By Roy Schneider, Esq.
Historically, tenant in common (TIC) projects were owned by a relatively small group of investors who knew each other, such as long-time friends, business partners or family members. Strategies to maximize tax savings and preserve equity typically guided investors to this type of structure, rather than creating a limited liability company or partnership to own the property.
In the late 1990s, real estate sales in the form of tax-deferred 1031 exchanges created a new industry. Promoters began soliciting and pooling funds from investors to purchase real estate. Participation in the pool helped investors find replacement property to guarantee their capital gains tax deferment continued.
In 2002, the IRS clarified when this type of pooling is considered a partnership interest as opposed to a TIC interest, a critical distinction for investors using funds from a 1031 exchange transaction. Following that, investments in TIC interests grew considerably due to the numerous advantages. For those who needed a place to invest their 1031 exchange funds quickly, TIC interests provide a relatively simple way to ensure the funds are spent within 180 days of the sale of the previous property, without the hassle of researching, investigating, negotiating and financing a property in less than six months. TIC investors do not have to burden themselves with the day-to-day management of their investment property. Finally, TIC investors can pool their resources to purchase fractional shares of investment-grade property which would otherwise be out of reach.
With all of its advantages, the TIC interest also carries its share of risks. For example, many TIC promoters charged fees that were excessive, or sold the property to the investors for more than it was worth. If property values decline or purchase loans mature, it may be difficult to refinance, forcing the property into foreclosure and taking the entire investment with it.
Other promoters failed to maintain reserve funds separate for each property. If a promoter filed for bankruptcy and did not properly use the reserve funds, TIC investors were left with no recourse and were forced to cover the reserves out of their own pockets or risk losing their investment.

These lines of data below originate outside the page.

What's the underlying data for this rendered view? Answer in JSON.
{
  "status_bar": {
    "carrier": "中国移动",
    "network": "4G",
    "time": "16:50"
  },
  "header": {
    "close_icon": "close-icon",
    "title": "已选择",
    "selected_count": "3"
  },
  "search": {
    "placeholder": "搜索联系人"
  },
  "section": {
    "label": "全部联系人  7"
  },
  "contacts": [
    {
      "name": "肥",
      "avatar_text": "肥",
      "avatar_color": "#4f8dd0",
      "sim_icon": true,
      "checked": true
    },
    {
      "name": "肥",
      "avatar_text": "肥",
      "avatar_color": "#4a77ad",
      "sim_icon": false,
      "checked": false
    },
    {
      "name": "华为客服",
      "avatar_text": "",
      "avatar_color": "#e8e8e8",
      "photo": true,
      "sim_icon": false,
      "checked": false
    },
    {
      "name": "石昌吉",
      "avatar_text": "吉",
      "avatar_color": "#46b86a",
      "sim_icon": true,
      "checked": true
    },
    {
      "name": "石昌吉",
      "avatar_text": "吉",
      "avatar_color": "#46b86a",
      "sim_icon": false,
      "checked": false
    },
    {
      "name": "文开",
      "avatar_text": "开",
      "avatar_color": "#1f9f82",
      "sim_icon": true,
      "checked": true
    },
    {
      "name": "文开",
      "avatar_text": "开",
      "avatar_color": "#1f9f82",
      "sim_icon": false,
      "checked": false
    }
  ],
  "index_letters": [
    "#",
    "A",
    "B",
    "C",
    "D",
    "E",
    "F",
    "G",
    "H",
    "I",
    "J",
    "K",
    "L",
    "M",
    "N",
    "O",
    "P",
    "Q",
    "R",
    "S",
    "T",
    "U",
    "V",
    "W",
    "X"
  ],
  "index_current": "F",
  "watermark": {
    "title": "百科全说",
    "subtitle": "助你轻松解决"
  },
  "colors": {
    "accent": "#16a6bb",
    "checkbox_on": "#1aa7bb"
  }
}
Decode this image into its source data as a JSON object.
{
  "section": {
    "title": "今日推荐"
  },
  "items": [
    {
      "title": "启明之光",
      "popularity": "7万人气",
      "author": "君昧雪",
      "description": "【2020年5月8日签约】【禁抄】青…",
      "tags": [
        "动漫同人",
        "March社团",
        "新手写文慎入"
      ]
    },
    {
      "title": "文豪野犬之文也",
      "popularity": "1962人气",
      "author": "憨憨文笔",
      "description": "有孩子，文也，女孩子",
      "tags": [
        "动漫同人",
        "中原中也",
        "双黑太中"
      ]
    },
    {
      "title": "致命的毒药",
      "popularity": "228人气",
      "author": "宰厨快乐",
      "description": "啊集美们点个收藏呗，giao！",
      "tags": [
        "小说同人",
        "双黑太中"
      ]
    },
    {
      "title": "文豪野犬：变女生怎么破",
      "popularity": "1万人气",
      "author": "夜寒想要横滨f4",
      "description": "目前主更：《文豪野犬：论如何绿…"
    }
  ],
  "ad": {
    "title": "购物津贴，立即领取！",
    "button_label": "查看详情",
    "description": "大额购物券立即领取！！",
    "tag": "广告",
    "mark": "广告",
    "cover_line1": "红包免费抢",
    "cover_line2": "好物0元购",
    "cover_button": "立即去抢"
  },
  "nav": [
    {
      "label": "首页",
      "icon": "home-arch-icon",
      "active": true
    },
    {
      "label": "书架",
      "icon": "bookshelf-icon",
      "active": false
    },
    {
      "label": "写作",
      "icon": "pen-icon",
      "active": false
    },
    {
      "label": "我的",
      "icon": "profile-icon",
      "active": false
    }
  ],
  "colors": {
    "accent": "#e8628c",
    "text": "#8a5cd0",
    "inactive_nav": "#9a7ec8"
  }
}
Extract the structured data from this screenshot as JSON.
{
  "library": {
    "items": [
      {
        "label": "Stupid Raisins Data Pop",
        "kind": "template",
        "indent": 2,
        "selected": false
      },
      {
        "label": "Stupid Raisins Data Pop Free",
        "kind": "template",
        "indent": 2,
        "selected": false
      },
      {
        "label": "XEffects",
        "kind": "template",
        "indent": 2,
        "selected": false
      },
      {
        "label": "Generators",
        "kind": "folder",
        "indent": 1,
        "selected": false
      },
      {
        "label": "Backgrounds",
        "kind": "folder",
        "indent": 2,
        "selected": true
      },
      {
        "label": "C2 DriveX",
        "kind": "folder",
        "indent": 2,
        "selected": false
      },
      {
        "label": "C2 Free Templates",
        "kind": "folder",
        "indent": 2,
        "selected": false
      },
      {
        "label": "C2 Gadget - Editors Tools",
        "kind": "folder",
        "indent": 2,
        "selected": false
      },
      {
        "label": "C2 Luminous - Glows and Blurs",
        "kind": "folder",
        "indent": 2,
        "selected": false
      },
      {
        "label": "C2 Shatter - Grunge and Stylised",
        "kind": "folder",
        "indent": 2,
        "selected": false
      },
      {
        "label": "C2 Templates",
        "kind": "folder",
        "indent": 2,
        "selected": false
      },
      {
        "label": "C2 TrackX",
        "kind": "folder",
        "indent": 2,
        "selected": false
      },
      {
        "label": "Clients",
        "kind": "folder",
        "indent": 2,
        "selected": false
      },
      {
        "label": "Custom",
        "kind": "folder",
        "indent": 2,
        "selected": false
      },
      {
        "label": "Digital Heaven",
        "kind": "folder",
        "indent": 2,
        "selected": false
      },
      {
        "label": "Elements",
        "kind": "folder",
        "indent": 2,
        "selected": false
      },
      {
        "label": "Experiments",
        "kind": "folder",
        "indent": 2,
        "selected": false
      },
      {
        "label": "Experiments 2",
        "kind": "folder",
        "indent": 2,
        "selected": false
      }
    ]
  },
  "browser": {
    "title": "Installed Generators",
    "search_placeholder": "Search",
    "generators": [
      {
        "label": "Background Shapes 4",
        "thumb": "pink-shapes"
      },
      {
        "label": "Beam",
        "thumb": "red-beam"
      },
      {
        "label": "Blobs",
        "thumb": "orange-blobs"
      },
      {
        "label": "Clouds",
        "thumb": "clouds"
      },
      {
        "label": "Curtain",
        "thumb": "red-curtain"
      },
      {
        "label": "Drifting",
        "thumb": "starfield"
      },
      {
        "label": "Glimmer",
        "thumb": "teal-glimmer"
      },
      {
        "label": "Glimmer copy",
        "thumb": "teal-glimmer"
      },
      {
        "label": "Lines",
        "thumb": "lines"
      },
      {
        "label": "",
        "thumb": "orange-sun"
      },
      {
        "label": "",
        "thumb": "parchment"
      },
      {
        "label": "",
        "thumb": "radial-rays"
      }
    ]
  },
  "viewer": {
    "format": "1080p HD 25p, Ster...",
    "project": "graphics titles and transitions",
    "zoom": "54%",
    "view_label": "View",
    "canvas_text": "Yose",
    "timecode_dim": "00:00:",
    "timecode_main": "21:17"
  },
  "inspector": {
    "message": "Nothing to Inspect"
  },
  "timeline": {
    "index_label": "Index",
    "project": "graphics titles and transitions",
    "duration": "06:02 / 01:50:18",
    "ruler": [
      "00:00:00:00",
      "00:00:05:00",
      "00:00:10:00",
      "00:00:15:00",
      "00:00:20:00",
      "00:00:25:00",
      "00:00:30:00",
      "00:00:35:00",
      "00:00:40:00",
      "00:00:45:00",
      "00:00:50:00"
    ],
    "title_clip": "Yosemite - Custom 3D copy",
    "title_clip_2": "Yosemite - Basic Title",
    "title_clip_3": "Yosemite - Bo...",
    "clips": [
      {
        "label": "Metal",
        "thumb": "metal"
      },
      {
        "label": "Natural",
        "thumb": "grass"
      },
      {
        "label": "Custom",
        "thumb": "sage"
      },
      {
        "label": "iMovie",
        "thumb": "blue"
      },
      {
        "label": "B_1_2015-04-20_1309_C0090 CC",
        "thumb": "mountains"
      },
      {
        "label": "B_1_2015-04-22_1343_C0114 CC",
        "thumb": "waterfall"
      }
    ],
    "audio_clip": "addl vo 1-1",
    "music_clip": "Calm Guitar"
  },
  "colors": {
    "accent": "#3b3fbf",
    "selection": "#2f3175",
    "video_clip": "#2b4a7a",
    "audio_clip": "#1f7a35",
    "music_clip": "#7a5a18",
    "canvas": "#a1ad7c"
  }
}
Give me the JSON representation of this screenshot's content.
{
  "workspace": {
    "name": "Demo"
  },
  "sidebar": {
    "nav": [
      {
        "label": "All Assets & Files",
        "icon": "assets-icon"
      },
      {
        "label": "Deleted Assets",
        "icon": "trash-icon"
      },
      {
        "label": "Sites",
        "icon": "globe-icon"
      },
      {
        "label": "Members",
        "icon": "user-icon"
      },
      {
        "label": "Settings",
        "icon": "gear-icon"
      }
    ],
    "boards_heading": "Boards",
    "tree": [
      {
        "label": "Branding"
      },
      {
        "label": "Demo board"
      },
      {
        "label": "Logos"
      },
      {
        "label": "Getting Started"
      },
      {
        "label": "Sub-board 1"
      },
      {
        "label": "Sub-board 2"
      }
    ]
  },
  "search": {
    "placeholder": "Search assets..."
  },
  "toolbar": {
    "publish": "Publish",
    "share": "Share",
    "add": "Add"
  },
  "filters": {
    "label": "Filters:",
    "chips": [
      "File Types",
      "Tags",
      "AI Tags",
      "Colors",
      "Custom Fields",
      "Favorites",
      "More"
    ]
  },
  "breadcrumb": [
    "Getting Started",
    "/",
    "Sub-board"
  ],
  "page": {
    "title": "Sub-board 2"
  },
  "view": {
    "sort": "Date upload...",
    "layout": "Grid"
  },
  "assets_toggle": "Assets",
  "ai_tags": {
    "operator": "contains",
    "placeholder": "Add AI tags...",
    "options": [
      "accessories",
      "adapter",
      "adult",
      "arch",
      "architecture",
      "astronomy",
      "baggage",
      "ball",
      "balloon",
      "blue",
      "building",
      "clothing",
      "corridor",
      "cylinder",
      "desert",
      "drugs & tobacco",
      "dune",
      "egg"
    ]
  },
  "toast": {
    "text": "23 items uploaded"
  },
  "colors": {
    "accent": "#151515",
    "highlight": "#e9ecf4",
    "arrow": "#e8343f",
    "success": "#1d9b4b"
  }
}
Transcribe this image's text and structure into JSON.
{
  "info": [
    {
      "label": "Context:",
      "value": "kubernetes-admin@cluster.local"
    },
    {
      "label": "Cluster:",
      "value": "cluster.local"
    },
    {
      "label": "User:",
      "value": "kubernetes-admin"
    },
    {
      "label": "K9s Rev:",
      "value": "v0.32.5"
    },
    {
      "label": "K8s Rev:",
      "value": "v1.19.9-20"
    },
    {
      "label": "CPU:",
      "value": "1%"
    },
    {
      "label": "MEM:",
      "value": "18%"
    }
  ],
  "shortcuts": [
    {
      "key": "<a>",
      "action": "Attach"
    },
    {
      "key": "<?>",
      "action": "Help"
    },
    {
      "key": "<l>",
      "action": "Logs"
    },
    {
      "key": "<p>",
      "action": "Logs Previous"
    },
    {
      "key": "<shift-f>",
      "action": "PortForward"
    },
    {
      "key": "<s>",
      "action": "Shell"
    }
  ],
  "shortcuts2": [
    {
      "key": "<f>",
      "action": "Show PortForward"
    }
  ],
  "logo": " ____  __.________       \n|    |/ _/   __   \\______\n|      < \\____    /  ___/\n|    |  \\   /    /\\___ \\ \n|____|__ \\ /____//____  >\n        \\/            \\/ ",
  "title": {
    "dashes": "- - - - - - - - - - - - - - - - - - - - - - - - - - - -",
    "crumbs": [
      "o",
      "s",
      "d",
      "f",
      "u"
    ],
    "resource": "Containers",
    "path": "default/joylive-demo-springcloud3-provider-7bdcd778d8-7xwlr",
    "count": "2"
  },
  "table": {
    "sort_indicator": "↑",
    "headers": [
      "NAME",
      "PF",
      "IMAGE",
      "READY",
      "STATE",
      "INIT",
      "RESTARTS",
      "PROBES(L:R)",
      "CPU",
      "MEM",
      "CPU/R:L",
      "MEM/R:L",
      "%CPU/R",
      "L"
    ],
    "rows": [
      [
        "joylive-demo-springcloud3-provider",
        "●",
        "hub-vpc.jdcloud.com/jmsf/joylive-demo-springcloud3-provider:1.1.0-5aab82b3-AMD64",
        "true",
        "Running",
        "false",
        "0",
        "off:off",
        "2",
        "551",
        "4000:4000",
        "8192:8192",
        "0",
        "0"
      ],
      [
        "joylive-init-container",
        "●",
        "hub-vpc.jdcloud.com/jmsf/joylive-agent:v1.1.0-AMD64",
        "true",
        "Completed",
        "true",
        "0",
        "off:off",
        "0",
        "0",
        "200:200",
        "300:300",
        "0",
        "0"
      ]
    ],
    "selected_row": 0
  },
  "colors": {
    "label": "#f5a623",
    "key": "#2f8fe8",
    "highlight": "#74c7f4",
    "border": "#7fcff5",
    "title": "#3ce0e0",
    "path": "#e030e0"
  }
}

Further risks are caused by the investors themselves and the nature of their relationship to one another – or lack thereof. Owners of TIC typically do not know each other. Decisions regarding TIC governance often require unanimous agreement by all owners, and just one objection can grind the action to a halt. When owners don’t know each other, or are spread across many states, it can be difficult to communicate and obtain a unanimous agreement.
Despite the risks, TIC interests can still be a good place to park your money – but you must be a cautious, diligent purchaser. Visit the property, seek information from sources other than the promoter, and thoroughly evaluate the past and projected financial data. Ask questions and seek the advice of your professional advisors.
The real estate attorneys at Schneiders & Associates, L.L.P. are available to assist you in the review of proposed investments in TIC projects.